## DATA SUPPLIED:

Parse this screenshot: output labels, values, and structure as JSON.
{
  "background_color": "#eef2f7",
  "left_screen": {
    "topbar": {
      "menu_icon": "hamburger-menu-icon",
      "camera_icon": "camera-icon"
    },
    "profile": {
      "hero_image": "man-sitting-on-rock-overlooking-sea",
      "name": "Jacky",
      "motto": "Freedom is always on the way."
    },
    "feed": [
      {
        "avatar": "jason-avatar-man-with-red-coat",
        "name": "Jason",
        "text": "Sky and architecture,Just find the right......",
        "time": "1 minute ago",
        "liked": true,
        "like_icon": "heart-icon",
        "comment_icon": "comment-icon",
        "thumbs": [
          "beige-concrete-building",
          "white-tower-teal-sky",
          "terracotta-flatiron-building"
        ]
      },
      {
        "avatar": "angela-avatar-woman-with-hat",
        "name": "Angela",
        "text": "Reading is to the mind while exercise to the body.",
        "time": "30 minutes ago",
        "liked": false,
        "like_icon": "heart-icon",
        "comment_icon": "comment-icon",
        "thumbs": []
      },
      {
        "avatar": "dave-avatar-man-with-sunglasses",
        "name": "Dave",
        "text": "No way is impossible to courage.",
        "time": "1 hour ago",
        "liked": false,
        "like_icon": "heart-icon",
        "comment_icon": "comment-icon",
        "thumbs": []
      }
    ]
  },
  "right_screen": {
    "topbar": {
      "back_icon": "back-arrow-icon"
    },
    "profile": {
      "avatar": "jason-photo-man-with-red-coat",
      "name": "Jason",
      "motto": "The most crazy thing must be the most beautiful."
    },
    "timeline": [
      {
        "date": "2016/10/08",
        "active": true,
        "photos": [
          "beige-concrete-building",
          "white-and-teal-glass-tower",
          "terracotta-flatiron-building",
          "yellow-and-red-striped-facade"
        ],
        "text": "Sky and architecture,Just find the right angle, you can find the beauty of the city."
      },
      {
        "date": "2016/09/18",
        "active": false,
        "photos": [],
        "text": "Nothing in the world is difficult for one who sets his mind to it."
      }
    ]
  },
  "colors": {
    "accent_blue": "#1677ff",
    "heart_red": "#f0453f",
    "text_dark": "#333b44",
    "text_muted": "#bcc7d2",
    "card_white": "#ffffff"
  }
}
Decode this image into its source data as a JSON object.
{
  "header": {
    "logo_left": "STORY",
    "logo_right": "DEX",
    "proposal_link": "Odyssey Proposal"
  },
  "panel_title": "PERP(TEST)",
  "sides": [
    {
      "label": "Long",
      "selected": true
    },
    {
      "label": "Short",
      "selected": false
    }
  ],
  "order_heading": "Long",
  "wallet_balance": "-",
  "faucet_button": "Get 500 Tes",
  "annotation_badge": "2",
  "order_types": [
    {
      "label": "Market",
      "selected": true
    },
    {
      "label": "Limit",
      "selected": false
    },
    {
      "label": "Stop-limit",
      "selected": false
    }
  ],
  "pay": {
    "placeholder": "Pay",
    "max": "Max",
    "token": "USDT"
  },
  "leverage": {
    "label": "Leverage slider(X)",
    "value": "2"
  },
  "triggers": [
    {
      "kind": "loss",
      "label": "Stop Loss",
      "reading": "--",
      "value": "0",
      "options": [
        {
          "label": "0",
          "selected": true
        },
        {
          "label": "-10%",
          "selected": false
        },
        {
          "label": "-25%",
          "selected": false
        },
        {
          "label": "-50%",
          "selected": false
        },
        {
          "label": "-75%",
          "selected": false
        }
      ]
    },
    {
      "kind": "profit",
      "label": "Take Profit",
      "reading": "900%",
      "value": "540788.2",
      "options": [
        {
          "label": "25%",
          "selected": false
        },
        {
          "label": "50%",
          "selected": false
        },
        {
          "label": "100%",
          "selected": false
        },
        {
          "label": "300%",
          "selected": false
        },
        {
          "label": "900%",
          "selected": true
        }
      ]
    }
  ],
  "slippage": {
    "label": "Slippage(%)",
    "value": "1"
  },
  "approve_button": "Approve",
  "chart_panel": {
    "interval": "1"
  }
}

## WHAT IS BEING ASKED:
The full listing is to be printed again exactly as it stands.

## EXERCISE OUTPUT:
Parse this screenshot: output labels, values, and structure as JSON.
{
  "background_color": "#eef2f7",
  "left_screen": {
    "topbar": {
      "menu_icon": "hamburger-menu-icon",
      "camera_icon": "camera-icon"
    },
    "profile": {
      "hero_image": "man-sitting-on-rock-overlooking-sea",
      "name": "Jacky",
      "motto": "Freedom is always on the way."
    },
    "feed": [
      {
        "avatar": "jason-avatar-man-with-red-coat",
        "name": "Jason",
        "text": "Sky and architecture,Just find the right......",
        "time": "1 minute ago",
        "liked": true,
        "like_icon": "heart-icon",
        "comment_icon": "comment-icon",
        "thumbs": [
          "beige-concrete-building",
          "white-tower-teal-sky",
          "terracotta-flatiron-building"
        ]
      },
      {
        "avatar": "angela-avatar-woman-with-hat",
        "name": "Angela",
        "text": "Reading is to the mind while exercise to the body.",
        "time": "30 minutes ago",
        "liked": false,
        "like_icon": "heart-icon",
        "comment_icon": "comment-icon",
        "thumbs": []
      },
      {
        "avatar": "dave-avatar-man-with-sunglasses",
        "name": "Dave",
        "text": "No way is impossible to courage.",
        "time": "1 hour ago",
        "liked": false,
        "like_icon": "heart-icon",
        "comment_icon": "comment-icon",
        "thumbs": []
      }
    ]
  },
  "right_screen": {
    "topbar": {
      "back_icon": "back-arrow-icon"
    },
    "profile": {
      "avatar": "jason-photo-man-with-red-coat",
      "name": "Jason",
      "motto": "The most crazy thing must be the most beautiful."
    },
    "timeline": [
      {
        "date": "2016/10/08",
        "active": true,
        "photos": [
          "beige-concrete-building",
          "white-and-teal-glass-tower",
          "terracotta-flatiron-building",
          "yellow-and-red-striped-facade"
        ],
        "text": "Sky and architecture,Just find the right angle, you can find the beauty of the city."
      },
      {
        "date": "2016/09/18",
        "active": false,
        "photos": [],
        "text": "Nothing in the world is difficult for one who sets his mind to it."
      }
    ]
  },
  "colors": {
    "accent_blue": "#1677ff",
    "heart_red": "#f0453f",
    "text_dark": "#333b44",
    "text_muted": "#bcc7d2",
    "card_white": "#ffffff"
  }
}
Decode this image into its source data as a JSON object.
{
  "header": {
    "logo_left": "STORY",
    "logo_right": "DEX",
    "proposal_link": "Odyssey Proposal"
  },
  "panel_title": "PERP(TEST)",
  "sides": [
    {
      "label": "Long",
      "selected": true
    },
    {
      "label": "Short",
      "selected": false
    }
  ],
  "order_heading": "Long",
  "wallet_balance": "-",
  "faucet_button": "Get 500 Tes",
  "annotation_badge": "2",
  "order_types": [
    {
      "label": "Market",
      "selected": true
    },
    {
      "label": "Limit",
      "selected": false
    },
    {
      "label": "Stop-limit",
      "selected": false
    }
  ],
  "pay": {
    "placeholder": "Pay",
    "max": "Max",
    "token": "USDT"
  },
  "leverage": {
    "label": "Leverage slider(X)",
    "value": "2"
  },
  "triggers": [
    {
      "kind": "loss",
      "label": "Stop Loss",
      "reading": "--",
      "value": "0",
      "options": [
        {
          "label": "0",
          "selected": true
        },
        {
          "label": "-10%",
          "selected": false
        },
        {
          "label": "-25%",
          "selected": false
        },
        {
          "label": "-50%",
          "selected": false
        },
        {
          "label": "-75%",
          "selected": false
        }
      ]
    },
    {
      "kind": "profit",
      "label": "Take Profit",
      "reading": "900%",
      "value": "540788.2",
      "options": [
        {
          "label": "25%",
          "selected": false
        },
        {
          "label": "50%",
          "selected": false
        },
        {
          "label": "100%",
          "selected": false
        },
        {
          "label": "300%",
          "selected": false
        },
        {
          "label": "900%",
          "selected": true
        }
      ]
    }
  ],
  "slippage": {
    "label": "Slippage(%)",
    "value": "1"
  },
  "approve_button": "Approve",
  "chart_panel": {
    "interval": "1"
  }
}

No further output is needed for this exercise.